El Salvador ('The Saviour') might be the smallest country in Central America, but it is well worth exploring. Newcomers are frequently bowled over by this stunning volcanic landscape, and quickly warm to the openness of its people.
This tiny tropical land, about the size of Wales or the US state of Massachusetts, is bursting with natural attractions. Highlights include the Cerro Verdeand El Imposible national parks, together with the volcanic crater lakes of Ilopango and Coatepeque. The Pacific coast is blessed with impressive beaches; the breakers rolling in from the Pacific Ocean make the coastal province of Sonsonate and La Unión a major draw for surfers, while the resorts of the Costa del Sol are a 90-minute drive from the capital. El Salvador also offers interesting archaeological sites from Maya civilisation, and the Ruta de Las Flores takes visitors to some of the prettiest villages and market towns.

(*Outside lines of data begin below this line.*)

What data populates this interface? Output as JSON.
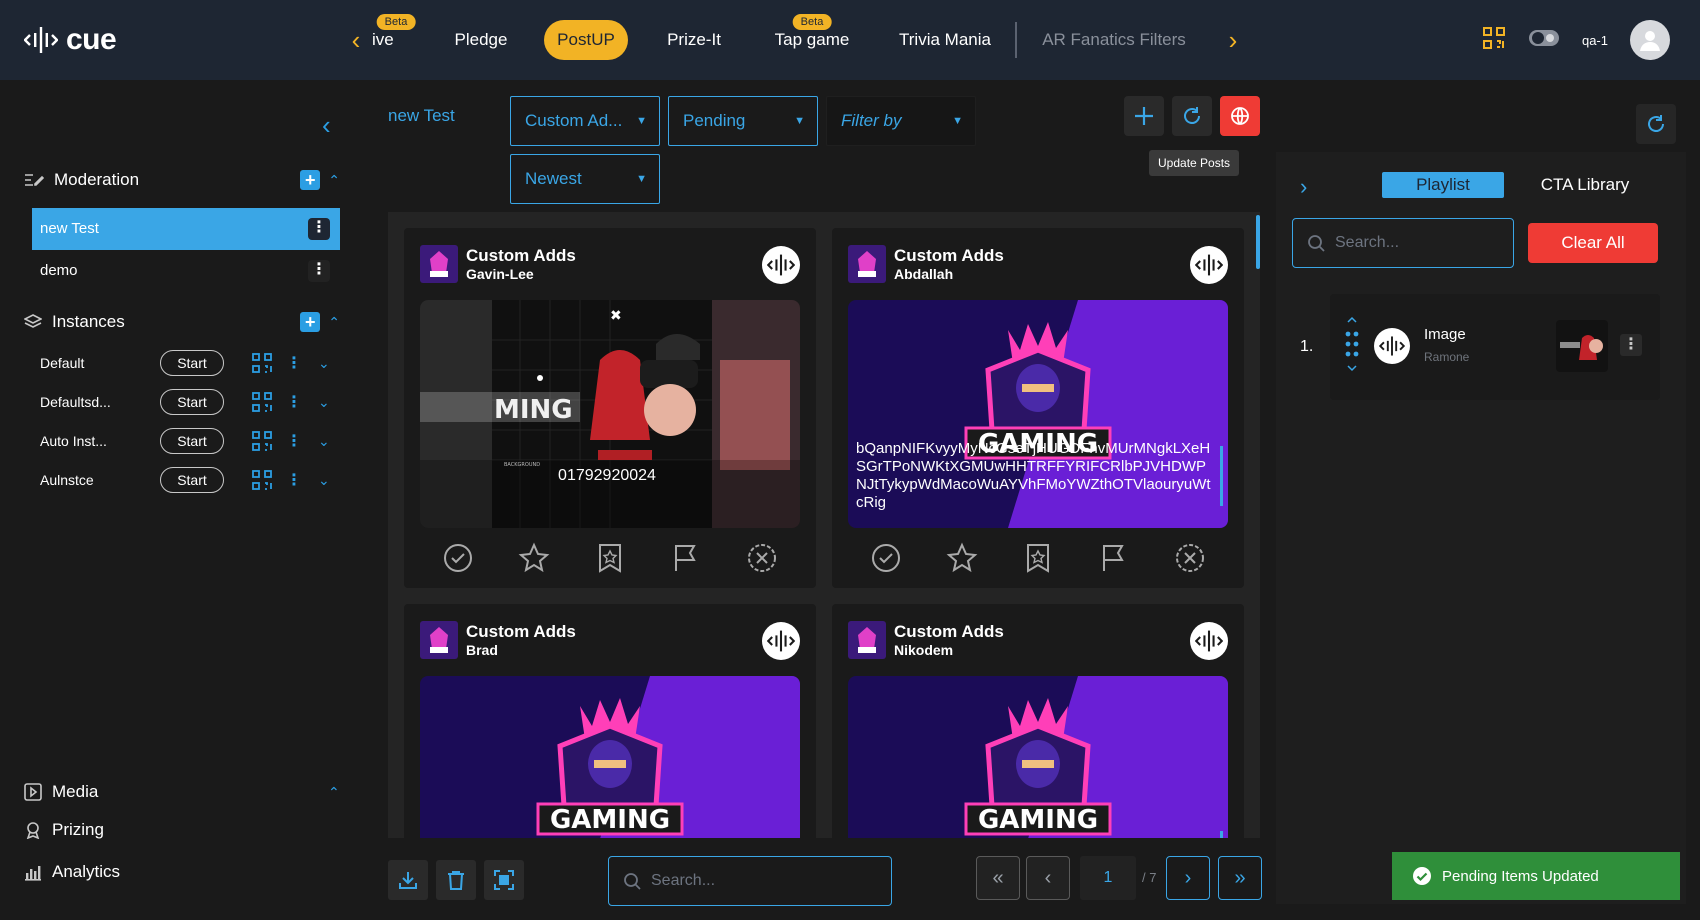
{
  "brand": {
    "logo_text": "cue"
  },
  "topnav": {
    "tabs": [
      {
        "label": "ive",
        "beta": "Beta"
      },
      {
        "label": "Pledge"
      },
      {
        "label": "PostUP"
      },
      {
        "label": "Prize-It"
      },
      {
        "label": "Tap game",
        "beta": "Beta"
      },
      {
        "label": "Trivia Mania"
      },
      {
        "label": "AR Fanatics Filters"
      }
    ],
    "active_tab": "PostUP",
    "user": "qa-1"
  },
  "sidebar": {
    "moderation": {
      "title": "Moderation",
      "items": [
        {
          "label": "new Test"
        },
        {
          "label": "demo"
        }
      ]
    },
    "instances": {
      "title": "Instances",
      "start_label": "Start",
      "items": [
        {
          "label": "Default"
        },
        {
          "label": "Defaultsd..."
        },
        {
          "label": "Auto Inst..."
        },
        {
          "label": "Aulnstce"
        }
      ]
    },
    "bottom": {
      "media": "Media",
      "prizing": "Prizing",
      "analytics": "Analytics"
    }
  },
  "main": {
    "breadcrumb": "new Test",
    "filters": {
      "source": "Custom Ad...",
      "status": "Pending",
      "filter_by": "Filter by",
      "sort": "Newest"
    },
    "tooltip": "Update Posts",
    "cards": [
      {
        "title": "Custom Adds",
        "user": "Gavin-Lee",
        "media_text": "01792920024"
      },
      {
        "title": "Custom Adds",
        "user": "Abdallah",
        "media_text": "bQanpNIFKvyyMyNcGseTjHUGDFhvMUrMNgkLXeHSGrTPoNWKtXGMUwHHTRFFYRIFCRlbPJVHDWPNJtTykypWdMacoWuAYVhFMoYWZthOTVlaouryuWtcRig"
      },
      {
        "title": "Custom Adds",
        "user": "Brad",
        "media_text": ""
      },
      {
        "title": "Custom Adds",
        "user": "Nikodem",
        "media_text": ""
      }
    ],
    "logo_word": "GAMING",
    "search_placeholder": "Search...",
    "pagination": {
      "current": "1",
      "total": "/ 7"
    }
  },
  "playlist": {
    "tabs": {
      "playlist": "Playlist",
      "cta": "CTA Library"
    },
    "search_placeholder": "Search...",
    "clear_all": "Clear All",
    "items": [
      {
        "index": "1.",
        "title": "Image",
        "subtitle": "Ramone"
      }
    ]
  },
  "toast": "Pending Items Updated",
  "colors": {
    "accent": "#3aa6e6",
    "yellow": "#f2b325",
    "danger": "#ef3b35",
    "success": "#2f8f3a"
  }
}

Although civil war (1980–1992) and a succession of natural disasters left El Salvador physically devastated and psychologically traumatised, the country was quick to recover. Tourism was made a government priority: new initiatives included a golf and fishing complex in Usulutan, an adventure resort in the mountains of Chalatenango, and a marina at La Libertad. El Salvador still has a reputation as a violent country, but the truth is that the people of El Salvador have always suffered much more than tourists at the hands of criminals. In 2012, a truce between El Salvador’s violent gangs recently passed the 100-day landmark, resulting in an almost 60% reduction in violent crime. While crime remains a problem, the National Civilian Police (PNC) generally have a good reputation, and security for tourists has improved greatly with the introduction of a specially trained tourist police force, Politur, which operates at destinations throughout the country.

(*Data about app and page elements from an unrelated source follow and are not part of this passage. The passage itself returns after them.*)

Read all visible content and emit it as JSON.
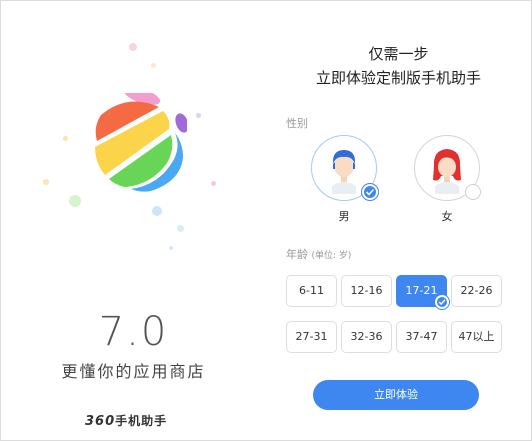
{
  "colors": {
    "accent": "#3e87f0",
    "logo_orange": "#f46b43",
    "logo_yellow": "#fbd44a",
    "logo_green": "#67d556",
    "logo_blue": "#4ba8f3",
    "logo_pink": "#f29fd0",
    "logo_purple": "#a06bd6"
  },
  "left": {
    "version": "7.0",
    "tagline": "更懂你的应用商店",
    "brand_num": "360",
    "brand_text": "手机助手"
  },
  "right": {
    "title_line1": "仅需一步",
    "title_line2": "立即体验定制版手机助手",
    "gender_label": "性别",
    "male_label": "男",
    "female_label": "女",
    "age_label": "年龄",
    "age_unit": "(单位: 岁)",
    "ages": [
      "6-11",
      "12-16",
      "17-21",
      "22-26",
      "27-31",
      "32-36",
      "37-47",
      "47以上"
    ],
    "selected_age": "17-21",
    "selected_gender": "男",
    "button_label": "立即体验"
  }
}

The global recession has taken its toll on El Salvador, but recent social reforms have gone some way to alleviating the difficulties of its people, and El Salvador’s tourism industry is rapidly adapting to today’s global economic and climatic situation. Coffee plantations hit by a decline in profits are inviting guests to visit, to eat and drink, to stay, to work. Beach resorts are becoming more boutique, offering better service with a personalised touch for the same money, and with less environmental impact.

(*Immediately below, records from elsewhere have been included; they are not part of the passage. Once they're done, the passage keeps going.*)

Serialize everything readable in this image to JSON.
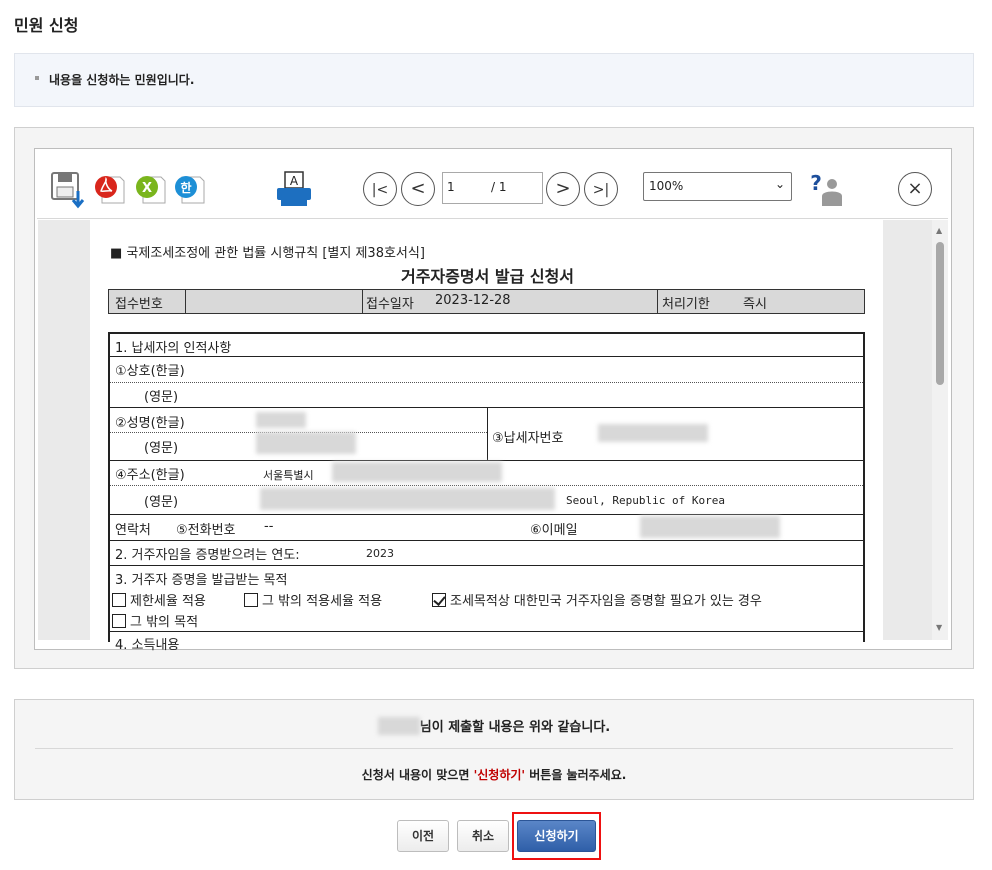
{
  "page": {
    "title": "민원 신청",
    "notice": "내용을 신청하는 민원입니다."
  },
  "viewer": {
    "toolbar": {
      "save_icon": "save-download-icon",
      "pdf_icon": "pdf-icon",
      "excel_icon": "excel-icon",
      "hwp_icon": "hwp-icon",
      "print_icon": "print-icon",
      "first_page": "|<",
      "prev_page": "<",
      "next_page": ">",
      "last_page": ">|",
      "current_page": "1",
      "total_pages": "/ 1",
      "zoom": "100%",
      "help_icon": "help-icon",
      "close_icon": "close-icon",
      "close_glyph": "×"
    },
    "document": {
      "form_reference": "■ 국제조세조정에 관한 법률 시행규칙 [별지 제38호서식]",
      "form_title": "거주자증명서 발급 신청서",
      "receipt_number_label": "접수번호",
      "receipt_date_label": "접수일자",
      "receipt_date_value": "2023-12-28",
      "processing_period_label": "처리기한",
      "processing_period_value": "즉시",
      "section1_title": "1. 납세자의 인적사항",
      "company_korean_label": "①상호(한글)",
      "company_english_label": "(영문)",
      "name_korean_label": "②성명(한글)",
      "name_english_label": "(영문)",
      "taxpayer_number_label": "③납세자번호",
      "address_korean_label": "④주소(한글)",
      "address_korean_value": "서울특별시",
      "address_english_label": "(영문)",
      "address_english_value": "Seoul, Republic of Korea",
      "contact_label": "연락처",
      "phone_label": "⑤전화번호",
      "phone_value": "--",
      "email_label": "⑥이메일",
      "section2_title": "2. 거주자임을 증명받으려는 연도:",
      "section2_year": "2023",
      "section3_title": "3. 거주자 증명을 발급받는 목적",
      "purpose_options": [
        {
          "label": "제한세율 적용",
          "checked": false
        },
        {
          "label": "그 밖의 적용세율 적용",
          "checked": false
        },
        {
          "label": "조세목적상 대한민국 거주자임을 증명할 필요가 있는 경우",
          "checked": true
        },
        {
          "label": "그 밖의 목적",
          "checked": false
        }
      ],
      "section4_partial": "4. 소득내용"
    }
  },
  "confirm": {
    "line1_suffix": "님이 제출할 내용은 위와 같습니다.",
    "line2_prefix": "신청서 내용이 맞으면 ",
    "line2_highlight": "'신청하기'",
    "line2_suffix": " 버튼을 눌러주세요."
  },
  "buttons": {
    "prev": "이전",
    "cancel": "취소",
    "submit": "신청하기"
  },
  "colors": {
    "accent_red": "#c00000",
    "primary_blue": "#2f5fa8",
    "highlight_border": "#ee1111"
  }
}
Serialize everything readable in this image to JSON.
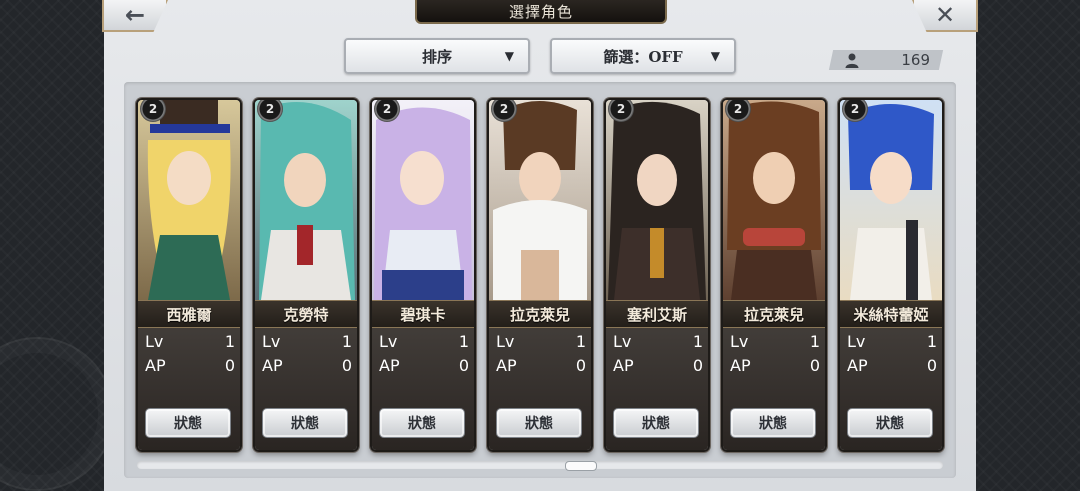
{
  "header": {
    "title": "選擇角色",
    "back_icon": "arrow-left-icon",
    "close_icon": "close-icon"
  },
  "toolbar": {
    "sort_label": "排序",
    "filter_label": "篩選：OFF",
    "dropdown_arrow": "▼"
  },
  "counter": {
    "icon": "person-icon",
    "value": "169"
  },
  "stat_labels": {
    "lv": "Lv",
    "ap": "AP"
  },
  "characters": [
    {
      "name": "西雅爾",
      "lv": "1",
      "ap": "0",
      "status": "狀態",
      "badge": "2"
    },
    {
      "name": "克勞特",
      "lv": "1",
      "ap": "0",
      "status": "狀態",
      "badge": "2"
    },
    {
      "name": "碧琪卡",
      "lv": "1",
      "ap": "0",
      "status": "狀態",
      "badge": "2"
    },
    {
      "name": "拉克萊兒",
      "lv": "1",
      "ap": "0",
      "status": "狀態",
      "badge": "2"
    },
    {
      "name": "塞利艾斯",
      "lv": "1",
      "ap": "0",
      "status": "狀態",
      "badge": "2"
    },
    {
      "name": "拉克萊兒",
      "lv": "1",
      "ap": "0",
      "status": "狀態",
      "badge": "2"
    },
    {
      "name": "米絲特蕾婭",
      "lv": "1",
      "ap": "0",
      "status": "狀態",
      "badge": "2"
    }
  ],
  "colors": {
    "accent_gold": "#b8a07a",
    "card_dark": "#2a2522",
    "panel_bg": "#e7e9ec"
  }
}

Building on the fact that the country remains among the most advanced in the region in terms of infrastructure and living standards, entrepreneurs and official bodies are waking up to the true value of El Salvador’s natural wonders with eco-tours into national parks growing in popularity. Spa hotels are multiplying too, many taking advantage of the country’s volcanic hot springs, while La Libertad has put El Salvador on the global surfing map. Even the Civil War is proving to be a tourist draw, with many visitors keen to find out more about the conflict that divided this nation for so long. El Salvador may have a way to go, but the signs are certainly there of a blossoming renaissance.